Strawberries contain 11% of your vitamin C needs and are abundant in copper and vitamin E. They contain an antioxidant class called procyonine, which is on the list of antioxidants that benefit eye health.
Other Foods Good for Eye Health
- Eggs, particularly the yolk, contain a high concentration of lutein.
- Fruits containing purple or red pigments, such as berries and currants, are suggested in maintaining eye health. (5)
Preventive Tips to Maintain Eye Health
- In addition to a healthy balanced diet, maintaining a healthy weight and exercising help to prevent complications of obesity. Some eye problems can be genetic, so it’s important to know your risk factors and history.
- Don’t smoke, as there is some evidence it can reduce the thickness of your retina. (6) As you age, focus on the nutrients discussed above to reduce the risk of degeneration. (7)
- Protecting your eyes from blue light, giving them a rest from staring at a screen, and wearing sunglasses and proper protection can help prevent eye injury. (8)
- Finally, getting regular eye exams is the best way to prevent problems so your optometrist can correct them early!
What Foods Should You Avoid When Thinking About Eye Health?
The health of the eyes is connected to your cardiovascular health. This means that eating a healthy diet and avoiding sugary, salty, or high-fat foods will not only reduce your risk of heart disease, diabetes, and hypertension but will also benefit your eyes.
There is also some evidence that alcohol use more than in moderation can lead to an increased risk of cataracts. (9)
Your diet affects your eyes more than you think! The health of your eyes is connected to the health of your blood vessels, so it’s important to eat right, exercise, protect your eyes properly, and get regular eye exams so that any issues can be corrected early. May you open your eyes to this important connection!
- Zhang J, Tuo J, Wang Z, Zhu A, Machalińska A, Long Q. Pathogenesis of common ocular diseases. Journal of ophthalmology. https://www.ncbi.nlm.nih.gov/pmc/articles/PMC4736228/. Published 2015.
- Wu J; Cho E; Willett WC; Sastry SM; Schaumberg DA; Intakes of lutein, ZEAXANTHIN, and Other carotenoids and age-related macular degeneration during 2 decades of PROSPECTIVE Follow-up. JAMA ophthalmology. https://pubmed.ncbi.nlm.nih.gov/26447482/.

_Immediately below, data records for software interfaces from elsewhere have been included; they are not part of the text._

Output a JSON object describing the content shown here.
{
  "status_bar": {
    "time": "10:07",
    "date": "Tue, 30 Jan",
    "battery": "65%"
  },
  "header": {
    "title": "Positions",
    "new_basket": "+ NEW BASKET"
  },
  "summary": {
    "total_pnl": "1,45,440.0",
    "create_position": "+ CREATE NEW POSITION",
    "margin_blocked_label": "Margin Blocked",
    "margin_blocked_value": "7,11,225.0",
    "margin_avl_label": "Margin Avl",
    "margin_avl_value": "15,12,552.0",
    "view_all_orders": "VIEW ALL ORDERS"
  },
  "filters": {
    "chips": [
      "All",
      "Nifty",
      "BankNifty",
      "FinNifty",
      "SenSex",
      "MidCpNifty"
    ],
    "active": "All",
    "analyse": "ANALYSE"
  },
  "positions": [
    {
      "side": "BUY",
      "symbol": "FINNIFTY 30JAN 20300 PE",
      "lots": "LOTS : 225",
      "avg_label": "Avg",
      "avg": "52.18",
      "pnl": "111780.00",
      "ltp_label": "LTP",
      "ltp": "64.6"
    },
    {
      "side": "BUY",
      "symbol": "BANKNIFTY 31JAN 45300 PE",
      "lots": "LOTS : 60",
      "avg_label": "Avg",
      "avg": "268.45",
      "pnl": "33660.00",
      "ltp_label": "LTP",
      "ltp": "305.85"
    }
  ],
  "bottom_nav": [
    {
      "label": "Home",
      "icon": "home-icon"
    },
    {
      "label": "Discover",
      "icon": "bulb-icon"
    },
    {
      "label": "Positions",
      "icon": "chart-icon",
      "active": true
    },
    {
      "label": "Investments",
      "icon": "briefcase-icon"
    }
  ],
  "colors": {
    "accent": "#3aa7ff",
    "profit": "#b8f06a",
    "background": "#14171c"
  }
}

- Sala-Vila A; Díaz-López A; Valls-Pedret C; Cofán M; García-Layana A; Lamuela-Raventós RM; Castañer O; Zanon-Moreno V; Martinez-Gonzalez MA; Toledo E; Basora J; Salas-Salvadó J; Corella D; Gómez-Gracia E; Fiol M; Estruch R; Lapetra J; Fitó M; Arós F; Serra-Majem L; Pintó X; Ro. Dietary Marine ω-3 fatty acids and Incident SIGHT-THREATENING retinopathy in middle-aged and older individuals with type 2 Diabetes: Prospective investigation from the Predimed trial. JAMA ophthalmology. https://pubmed.ncbi.nlm.nih.gov/27541690/.
- Blasiak J; Pawlowska E; Chojnacki J; Szczepanska J; Chojnacki C; Kaarniranta K; Zinc and autophagy in age-related macular degeneration. International journal of molecular sciences. https://pubmed.ncbi.nlm.nih.gov/32679798/.
- Khoo HE; Ng HS; Yap WS; Goh HJH; Yim HS; Nutrients for prevention of macular degeneration and eye-related diseases. Antioxidants (Basel, Switzerland). https://pubmed.ncbi.nlm.nih.gov/30986936/.
- A; NMG. Smoking and Eye PATHOLOGIES. a Systemic Review. Part Ii. Retina Diseases, UVEITIS, Optic NEUROPATHIES, THYROID-ASSOCIATED ORBITOPATHY. Current pharmaceutical design. https://pubmed.ncbi.nlm.nih.gov/28078992/.
- Rasmussen HM, Johnson EJ. Nutrients for the aging eye. Clinical interventions in aging. https://www.ncbi.nlm.nih.gov/pmc/articles/PMC3693724/. Published 2013.
- Patel D. Preventing eye injuries. Community eye health. https://www.ncbi.nlm.nih.gov/pmc/articles/PMC4790163/. Published 2015.
- Gong Y; Feng K; Yan N; Xu Y; Pan CW; Different amounts of alcohol consumption and cataract: A meta-analysis. Optometry and vision science : official publication of the American Academy of Optometry. https://pubmed.ncbi.nlm.nih.gov/25785534/.